**What is needed**.
Pick out all lines in the listing holding the string "value" and copy them.
————
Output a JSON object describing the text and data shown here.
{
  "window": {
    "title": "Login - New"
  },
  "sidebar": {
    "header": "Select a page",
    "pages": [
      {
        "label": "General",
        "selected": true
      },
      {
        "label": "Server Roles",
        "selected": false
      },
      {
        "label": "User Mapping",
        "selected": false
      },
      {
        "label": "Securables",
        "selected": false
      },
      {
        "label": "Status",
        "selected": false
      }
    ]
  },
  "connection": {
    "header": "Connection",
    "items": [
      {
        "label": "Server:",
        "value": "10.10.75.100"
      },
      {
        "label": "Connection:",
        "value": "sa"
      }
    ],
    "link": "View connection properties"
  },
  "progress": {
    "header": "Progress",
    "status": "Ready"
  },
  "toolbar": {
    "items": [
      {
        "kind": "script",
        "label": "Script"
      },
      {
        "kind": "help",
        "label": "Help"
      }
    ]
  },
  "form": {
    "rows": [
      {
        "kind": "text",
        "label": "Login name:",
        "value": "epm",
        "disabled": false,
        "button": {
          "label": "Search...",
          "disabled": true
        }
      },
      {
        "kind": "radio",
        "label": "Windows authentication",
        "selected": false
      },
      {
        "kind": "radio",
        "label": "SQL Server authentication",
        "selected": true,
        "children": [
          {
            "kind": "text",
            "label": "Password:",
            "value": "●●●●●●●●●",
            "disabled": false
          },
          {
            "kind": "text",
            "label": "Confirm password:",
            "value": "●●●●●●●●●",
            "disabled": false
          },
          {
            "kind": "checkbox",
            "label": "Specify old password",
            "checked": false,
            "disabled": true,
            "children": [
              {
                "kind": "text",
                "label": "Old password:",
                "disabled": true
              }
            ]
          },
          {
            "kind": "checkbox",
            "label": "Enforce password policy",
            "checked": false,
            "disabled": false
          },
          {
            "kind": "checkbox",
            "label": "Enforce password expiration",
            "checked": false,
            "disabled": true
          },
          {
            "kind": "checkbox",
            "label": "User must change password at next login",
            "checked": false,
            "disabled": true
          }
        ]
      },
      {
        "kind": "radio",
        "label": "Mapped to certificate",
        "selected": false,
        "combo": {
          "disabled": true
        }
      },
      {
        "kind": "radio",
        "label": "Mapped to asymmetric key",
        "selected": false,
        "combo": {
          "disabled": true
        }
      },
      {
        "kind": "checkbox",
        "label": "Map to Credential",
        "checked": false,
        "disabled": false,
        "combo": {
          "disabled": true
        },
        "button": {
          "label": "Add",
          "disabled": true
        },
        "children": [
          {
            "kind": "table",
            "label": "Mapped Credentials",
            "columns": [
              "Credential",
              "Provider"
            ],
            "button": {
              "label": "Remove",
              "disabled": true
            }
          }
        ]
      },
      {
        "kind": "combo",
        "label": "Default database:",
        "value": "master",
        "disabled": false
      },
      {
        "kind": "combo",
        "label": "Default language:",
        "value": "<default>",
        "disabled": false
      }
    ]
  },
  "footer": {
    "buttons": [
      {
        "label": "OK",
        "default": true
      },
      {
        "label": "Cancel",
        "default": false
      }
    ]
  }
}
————
**Expected answer**.
        "value": "10.10.75.100"
        "value": "sa"
        "value": "epm",
            "value": "●●●●●●●●●",
            "value": "●●●●●●●●●",
        "value": "master",
        "value": "<default>",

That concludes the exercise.